• _WHAT TO DO_
For each entry, repeat the text exactly and omit any picture it holds.

= = =

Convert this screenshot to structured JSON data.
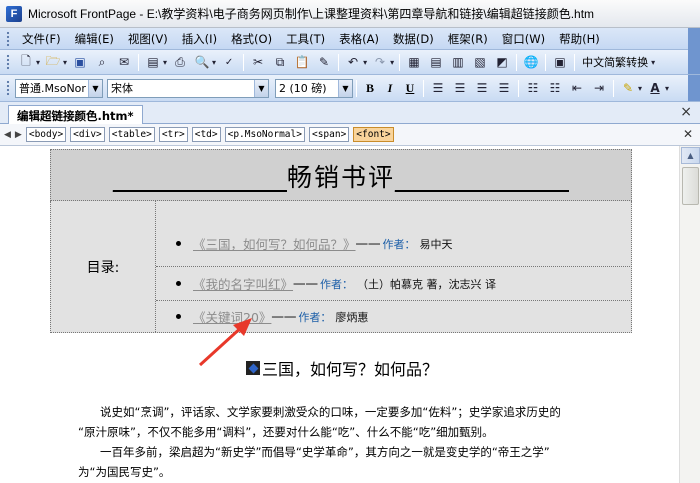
{
  "window": {
    "title": "Microsoft FrontPage - E:\\教学资料\\电子商务网页制作\\上课整理资料\\第四章导航和链接\\编辑超链接颜色.htm",
    "app_icon": "frontpage-icon"
  },
  "menu": [
    "文件(F)",
    "编辑(E)",
    "视图(V)",
    "插入(I)",
    "格式(O)",
    "工具(T)",
    "表格(A)",
    "数据(D)",
    "框架(R)",
    "窗口(W)",
    "帮助(H)"
  ],
  "toolbar": {
    "lang_convert": "中文简繁转换"
  },
  "format_bar": {
    "style": "普通.MsoNor",
    "font": "宋体",
    "size": "2 (10 磅)",
    "bold": "B",
    "italic": "I",
    "underline": "U"
  },
  "doc_tab": {
    "label": "编辑超链接颜色.htm*"
  },
  "tags": [
    "<body>",
    "<div>",
    "<table>",
    "<tr>",
    "<td>",
    "<p.MsoNormal>",
    "<span>",
    "<font>"
  ],
  "page": {
    "header": {
      "left_line": "____________",
      "title": "畅销书评",
      "right_line": "____________"
    },
    "toc_label": "目录:",
    "toc": [
      {
        "link": "《三国，如何写？如何品？》",
        "dash": "一一",
        "author_label": "作者：",
        "author": "易中天"
      },
      {
        "link": "《我的名字叫红》",
        "dash": "一一",
        "author_label": "作者：",
        "author": "（土）帕慕克 著，沈志兴 译"
      },
      {
        "link": "《关键词20》",
        "dash": "一一",
        "author_label": "作者：",
        "author": "廖炳惠"
      }
    ],
    "article_title": "三国，如何写？如何品？",
    "paragraphs": [
      [
        "说史如“烹调”，评话家、文学家要刺激受众的口味，一定要多加“佐料”；史学家追求历史的",
        "“原汁原味”，不仅不能多用“调料”，还要对什么能“吃”、什么不能“吃”细加甄别。"
      ],
      [
        "一百年多前，梁启超为“新史学”而倡导“史学革命”，其方向之一就是变史学的“帝王之学”",
        "为“为国民写史”。"
      ]
    ]
  }
}
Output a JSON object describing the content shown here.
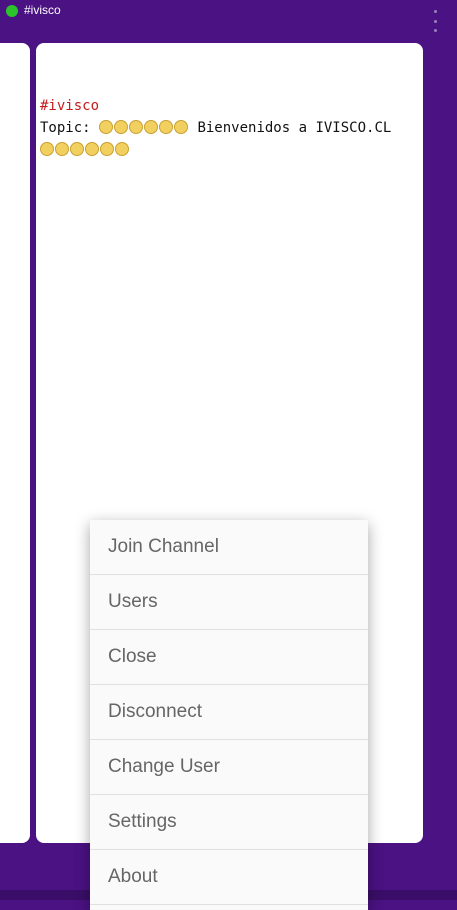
{
  "header": {
    "title": "#ivisco",
    "status_color": "#2bc22b",
    "overflow_icon": "more-vert-icon"
  },
  "chat": {
    "channel": "#ivisco",
    "topic_prefix": "Topic: ",
    "topic_text": " Bienvenidos a IVISCO.CL ",
    "emoji_icon": "smiley-icon"
  },
  "menu": {
    "items": [
      {
        "label": "Join Channel"
      },
      {
        "label": "Users"
      },
      {
        "label": "Close"
      },
      {
        "label": "Disconnect"
      },
      {
        "label": "Change User"
      },
      {
        "label": "Settings"
      },
      {
        "label": "About"
      }
    ]
  },
  "colors": {
    "background": "#4a1282",
    "channel_name": "#c41b1b"
  }
}
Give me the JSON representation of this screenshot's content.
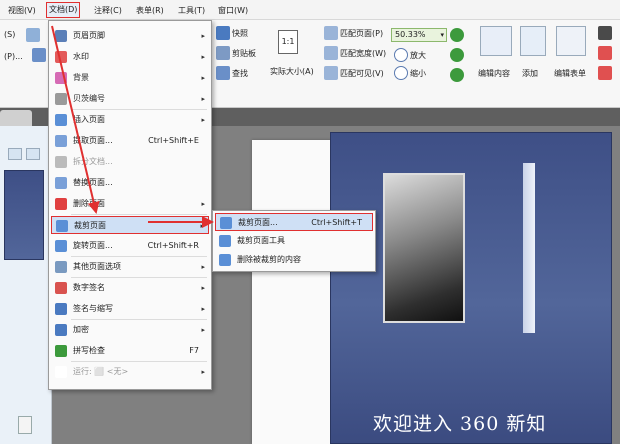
{
  "menubar": {
    "view": "视图(V)",
    "document": "文档(D)",
    "comment": "注释(C)",
    "form": "表单(R)",
    "tools": "工具(T)",
    "window": "窗口(W)"
  },
  "ribbon": {
    "snapshot": "快照",
    "clipboard": "剪贴板",
    "find": "查找",
    "actual_size": "实际大小(A)",
    "fit_page": "匹配页面(P)",
    "fit_width": "匹配宽度(W)",
    "fit_visible": "匹配可见(V)",
    "zoom_value": "50.33%",
    "zoom_in": "放大",
    "zoom_out": "缩小",
    "edit_content": "编辑内容",
    "add": "添加",
    "edit_form": "编辑表单",
    "left_s": "(S)",
    "left_p": "(P)..."
  },
  "document_menu": {
    "items": [
      {
        "label": "页眉页脚",
        "arrow": "▸",
        "color": "#5b7fb8"
      },
      {
        "label": "水印",
        "arrow": "▸",
        "color": "#e35a5a"
      },
      {
        "label": "背景",
        "arrow": "▸",
        "color": "#d66bb5"
      },
      {
        "label": "贝茨编号",
        "arrow": "▸",
        "color": "#9a9a9a"
      },
      {
        "label": "插入页面",
        "arrow": "▸",
        "color": "#5a8fd6"
      },
      {
        "label": "提取页面...",
        "shortcut": "Ctrl+Shift+E",
        "color": "#7aa0d8"
      },
      {
        "label": "拆分文档...",
        "color": "#bbbbbb",
        "disabled": true
      },
      {
        "label": "替换页面...",
        "color": "#7aa0d8"
      },
      {
        "label": "删除页面",
        "arrow": "▸",
        "color": "#e04040"
      },
      {
        "label": "裁剪页面",
        "arrow": "▸",
        "color": "#5a8fd6",
        "highlight": true
      },
      {
        "label": "旋转页面...",
        "shortcut": "Ctrl+Shift+R",
        "color": "#5a8fd6"
      },
      {
        "label": "其他页面选项",
        "arrow": "▸",
        "color": "#7a9ac0"
      },
      {
        "label": "数字签名",
        "arrow": "▸",
        "color": "#d9534f"
      },
      {
        "label": "签名与缩写",
        "arrow": "▸",
        "color": "#4a7ac0"
      },
      {
        "label": "加密",
        "arrow": "▸",
        "color": "#4a7ac0"
      },
      {
        "label": "拼写检查",
        "shortcut": "F7",
        "color": "#3c9a3c"
      },
      {
        "label": "运行: ⬜ <无>",
        "arrow": "▸",
        "color": "#ffffff",
        "disabled": true
      }
    ]
  },
  "crop_submenu": {
    "items": [
      {
        "label": "裁剪页面...",
        "shortcut": "Ctrl+Shift+T",
        "highlight": true,
        "color": "#5a8fd6"
      },
      {
        "label": "裁剪页面工具",
        "color": "#5a8fd6"
      },
      {
        "label": "删除被裁剪的内容",
        "color": "#5a8fd6"
      }
    ]
  },
  "document": {
    "cover_title": "欢迎进入 360 新知"
  },
  "colors": {
    "highlight_border": "#e03030",
    "menu_highlight": "#cfe0f5",
    "cover_blue": "#3e4f86"
  }
}
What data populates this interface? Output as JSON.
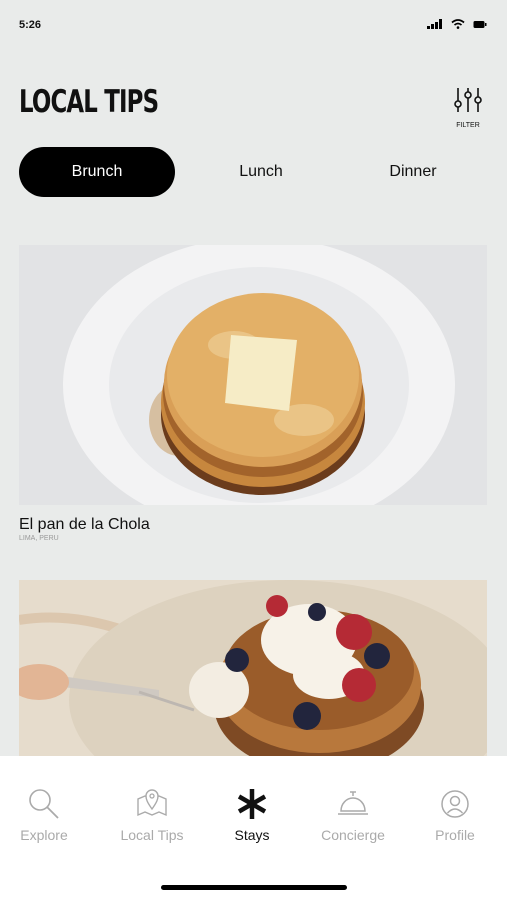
{
  "status": {
    "time": "5:26"
  },
  "header": {
    "title": "LOCAL TIPS",
    "filter_label": "FILTER"
  },
  "tabs": [
    {
      "label": "Brunch",
      "active": true
    },
    {
      "label": "Lunch",
      "active": false
    },
    {
      "label": "Dinner",
      "active": false
    }
  ],
  "cards": [
    {
      "title": "El pan de la Chola",
      "location": "LIMA, PERU",
      "image": "pancakes-with-butter-photo"
    },
    {
      "image": "pancakes-with-berries-photo"
    }
  ],
  "tabbar": [
    {
      "label": "Explore",
      "icon": "search-icon"
    },
    {
      "label": "Local Tips",
      "icon": "map-pin-icon"
    },
    {
      "label": "Stays",
      "icon": "asterisk-icon",
      "active": true
    },
    {
      "label": "Concierge",
      "icon": "service-bell-icon"
    },
    {
      "label": "Profile",
      "icon": "profile-icon"
    }
  ],
  "colors": {
    "accent": "#000000",
    "background": "#e9ebea",
    "inactive": "#aaaaaa"
  }
}
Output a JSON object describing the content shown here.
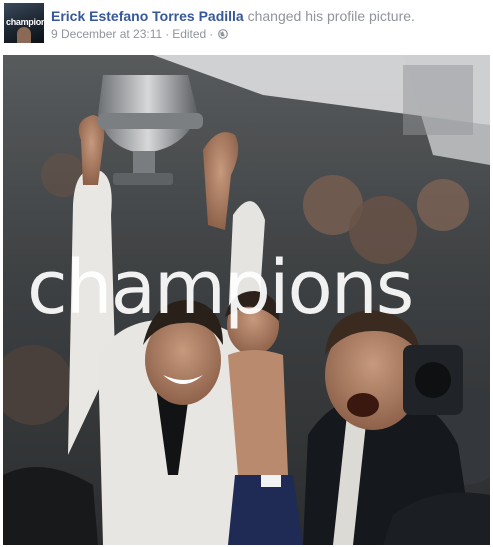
{
  "post": {
    "author": "Erick Estefano Torres Padilla",
    "action": "changed his profile picture.",
    "timestamp": "9 December at 23:11",
    "separator": "·",
    "edited": "Edited",
    "audience_icon": "globe-icon",
    "avatar_text": "champion"
  },
  "photo": {
    "caption": "champions",
    "icon": "trophy"
  },
  "colors": {
    "author_link": "#365899",
    "meta_text": "#90949c",
    "body_text": "#4b4f56"
  }
}
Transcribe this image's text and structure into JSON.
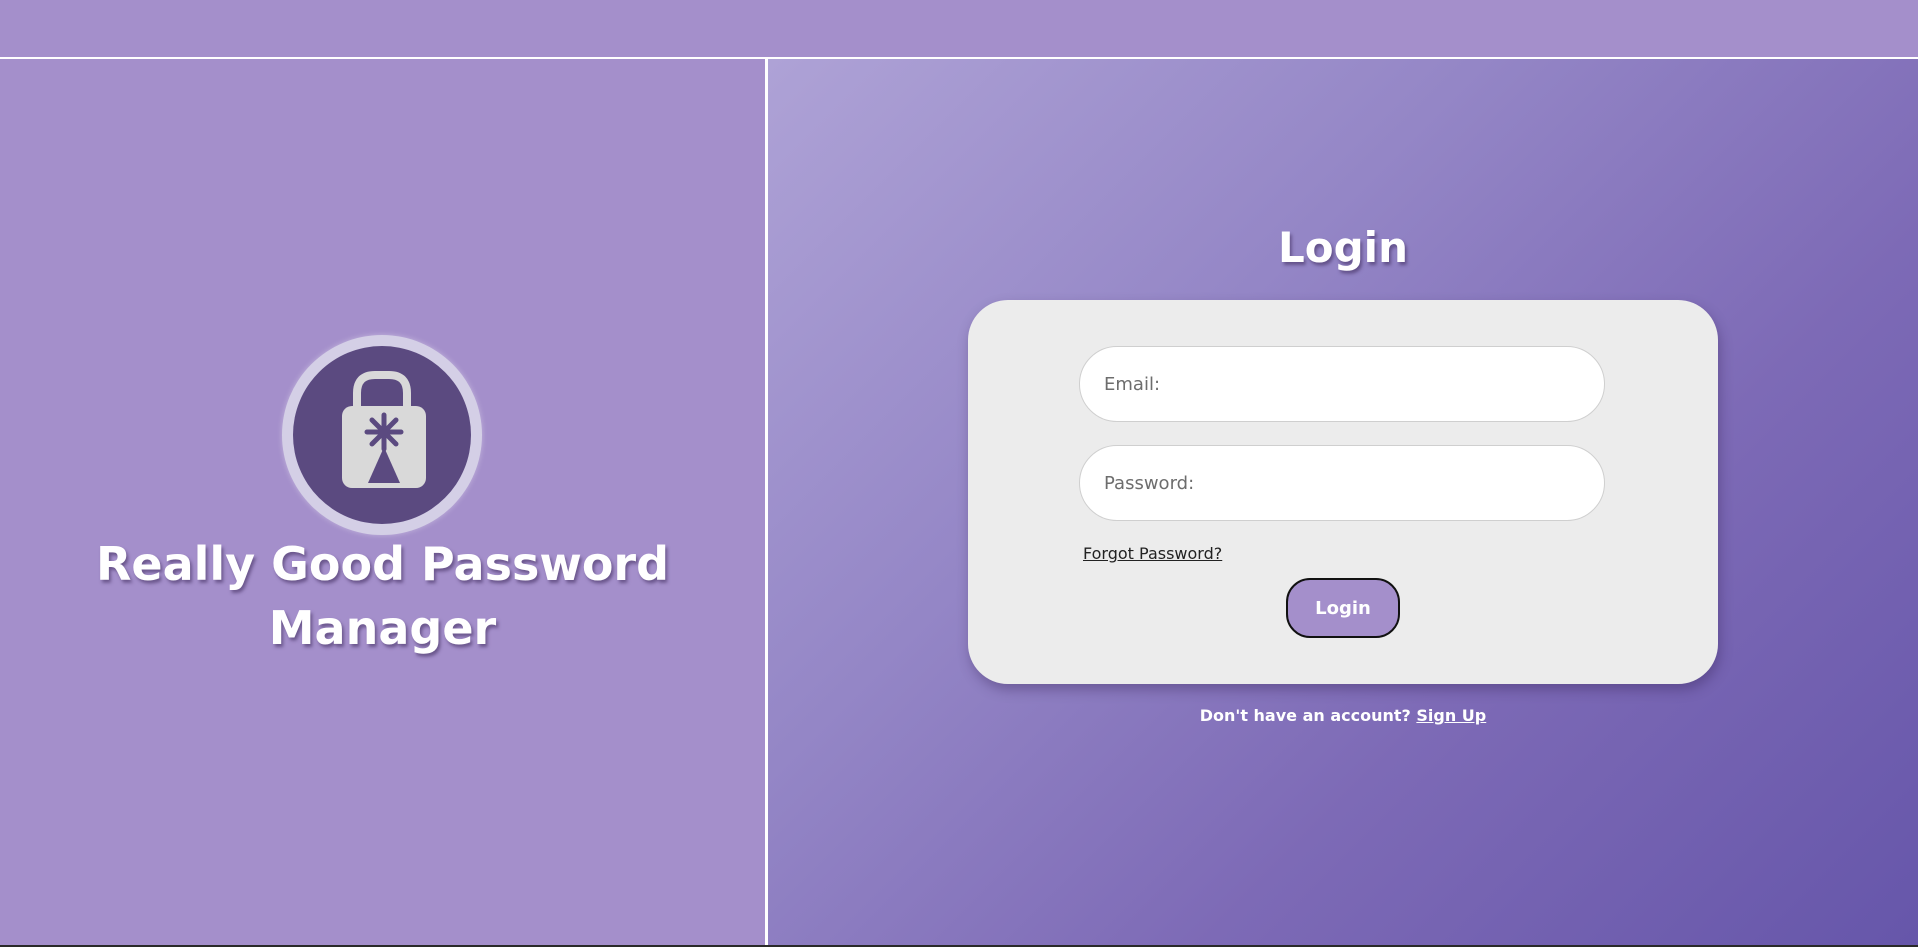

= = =

• _RESULT OF THIS TASK_
Convert this screenshot to structured JSON data.
{
  "window": {
    "title": "Microsoft FrontPage - E:\\教学资料\\电子商务网页制作\\上课整理资料\\第四章导航和链接\\编辑超链接颜色.htm",
    "app_icon": "frontpage-icon"
  },
  "menu": [
    "文件(F)",
    "编辑(E)",
    "视图(V)",
    "插入(I)",
    "格式(O)",
    "工具(T)",
    "表格(A)",
    "数据(D)",
    "框架(R)",
    "窗口(W)",
    "帮助(H)"
  ],
  "toolbar": {
    "lang_convert": "中文简繁转换"
  },
  "format_bar": {
    "style": "普通.MsoNor",
    "font": "宋体",
    "size": "2 (10 磅)",
    "bold": "B",
    "italic": "I",
    "underline": "U"
  },
  "doc_tab": {
    "label": "编辑超链接颜色.htm*"
  },
  "tags": [
    "<body>",
    "<div>",
    "<table>",
    "<tr>",
    "<td>",
    "<p.MsoNormal>",
    "<span>",
    "<font>"
  ],
  "page": {
    "header": {
      "left_line": "____________",
      "title": "畅销书评",
      "right_line": "____________"
    },
    "toc_label": "目录:",
    "toc": [
      {
        "link": "《三国，如何写？如何品？》",
        "dash": "一一",
        "author_label": "作者：",
        "author": "易中天"
      },
      {
        "link": "《我的名字叫红》",
        "dash": "一一",
        "author_label": "作者：",
        "author": "（土）帕慕克 著，沈志兴 译"
      },
      {
        "link": "《关键词20》",
        "dash": "一一",
        "author_label": "作者：",
        "author": "廖炳惠"
      }
    ],
    "article_title": "三国，如何写？如何品？",
    "paragraphs": [
      [
        "说史如“烹调”，评话家、文学家要刺激受众的口味，一定要多加“佐料”；史学家追求历史的",
        "“原汁原味”，不仅不能多用“调料”，还要对什么能“吃”、什么不能“吃”细加甄别。"
      ],
      [
        "一百年多前，梁启超为“新史学”而倡导“史学革命”，其方向之一就是变史学的“帝王之学”",
        "为“为国民写史”。"
      ]
    ]
  }
}
Output a JSON object describing the content shown here.
{
  "header": {
    "title": "#ivisco",
    "status_color": "#2bc22b",
    "overflow_icon": "more-vert-icon"
  },
  "chat": {
    "channel": "#ivisco",
    "topic_prefix": "Topic: ",
    "topic_text": " Bienvenidos a IVISCO.CL ",
    "emoji_icon": "smiley-icon"
  },
  "menu": {
    "items": [
      {
        "label": "Join Channel"
      },
      {
        "label": "Users"
      },
      {
        "label": "Close"
      },
      {
        "label": "Disconnect"
      },
      {
        "label": "Change User"
      },
      {
        "label": "Settings"
      },
      {
        "label": "About"
      }
    ]
  },
  "colors": {
    "background": "#4a1282",
    "channel_name": "#c41b1b"
  }
}
Give me the JSON representation of this screenshot's content.
{
  "menubar": {
    "view": "视图(V)",
    "document": "文档(D)",
    "comment": "注释(C)",
    "form": "表单(R)",
    "tools": "工具(T)",
    "window": "窗口(W)"
  },
  "ribbon": {
    "snapshot": "快照",
    "clipboard": "剪贴板",
    "find": "查找",
    "actual_size": "实际大小(A)",
    "fit_page": "匹配页面(P)",
    "fit_width": "匹配宽度(W)",
    "fit_visible": "匹配可见(V)",
    "zoom_value": "50.33%",
    "zoom_in": "放大",
    "zoom_out": "缩小",
    "edit_content": "编辑内容",
    "add": "添加",
    "edit_form": "编辑表单",
    "left_s": "(S)",
    "left_p": "(P)..."
  },
  "document_menu": {
    "items": [
      {
        "label": "页眉页脚",
        "arrow": "▸",
        "color": "#5b7fb8"
      },
      {
        "label": "水印",
        "arrow": "▸",
        "color": "#e35a5a"
      },
      {
        "label": "背景",
        "arrow": "▸",
        "color": "#d66bb5"
      },
      {
        "label": "贝茨编号",
        "arrow": "▸",
        "color": "#9a9a9a"
      },
      {
        "label": "插入页面",
        "arrow": "▸",
        "color": "#5a8fd6"
      },
      {
        "label": "提取页面...",
        "shortcut": "Ctrl+Shift+E",
        "color": "#7aa0d8"
      },
      {
        "label": "拆分文档...",
        "color": "#bbbbbb",
        "disabled": true
      },
      {
        "label": "替换页面...",
        "color": "#7aa0d8"
      },
      {
        "label": "删除页面",
        "arrow": "▸",
        "color": "#e04040"
      },
      {
        "label": "裁剪页面",
        "arrow": "▸",
        "color": "#5a8fd6",
        "highlight": true
      },
      {
        "label": "旋转页面...",
        "shortcut": "Ctrl+Shift+R",
        "color": "#5a8fd6"
      },
      {
        "label": "其他页面选项",
        "arrow": "▸",
        "color": "#7a9ac0"
      },
      {
        "label": "数字签名",
        "arrow": "▸",
        "color": "#d9534f"
      },
      {
        "label": "签名与缩写",
        "arrow": "▸",
        "color": "#4a7ac0"
      },
      {
        "label": "加密",
        "arrow": "▸",
        "color": "#4a7ac0"
      },
      {
        "label": "拼写检查",
        "shortcut": "F7",
        "color": "#3c9a3c"
      },
      {
        "label": "运行: ⬜ <无>",
        "arrow": "▸",
        "color": "#ffffff",
        "disabled": true
      }
    ]
  },
  "crop_submenu": {
    "items": [
      {
        "label": "裁剪页面...",
        "shortcut": "Ctrl+Shift+T",
        "highlight": true,
        "color": "#5a8fd6"
      },
      {
        "label": "裁剪页面工具",
        "color": "#5a8fd6"
      },
      {
        "label": "删除被裁剪的内容",
        "color": "#5a8fd6"
      }
    ]
  },
  "document": {
    "cover_title": "欢迎进入 360 新知"
  },
  "colors": {
    "highlight_border": "#e03030",
    "menu_highlight": "#cfe0f5",
    "cover_blue": "#3e4f86"
  }
}
What data populates this interface? Output as JSON.
{
  "status": {
    "time": "5:26"
  },
  "header": {
    "title": "LOCAL TIPS",
    "filter_label": "FILTER"
  },
  "tabs": [
    {
      "label": "Brunch",
      "active": true
    },
    {
      "label": "Lunch",
      "active": false
    },
    {
      "label": "Dinner",
      "active": false
    }
  ],
  "cards": [
    {
      "title": "El pan de la Chola",
      "location": "LIMA, PERU",
      "image": "pancakes-with-butter-photo"
    },
    {
      "image": "pancakes-with-berries-photo"
    }
  ],
  "tabbar": [
    {
      "label": "Explore",
      "icon": "search-icon"
    },
    {
      "label": "Local Tips",
      "icon": "map-pin-icon"
    },
    {
      "label": "Stays",
      "icon": "asterisk-icon",
      "active": true
    },
    {
      "label": "Concierge",
      "icon": "service-bell-icon"
    },
    {
      "label": "Profile",
      "icon": "profile-icon"
    }
  ],
  "colors": {
    "accent": "#000000",
    "background": "#e9ebea",
    "inactive": "#aaaaaa"
  }
}
Output a JSON object describing the content shown here.
{
  "post": {
    "author": "Erick Estefano Torres Padilla",
    "action": "changed his profile picture.",
    "timestamp": "9 December at 23:11",
    "separator": "·",
    "edited": "Edited",
    "audience_icon": "globe-icon",
    "avatar_text": "champion"
  },
  "photo": {
    "caption": "champions",
    "icon": "trophy"
  },
  "colors": {
    "author_link": "#365899",
    "meta_text": "#90949c",
    "body_text": "#4b4f56"
  }
}
Transcribe this image's text and structure into JSON.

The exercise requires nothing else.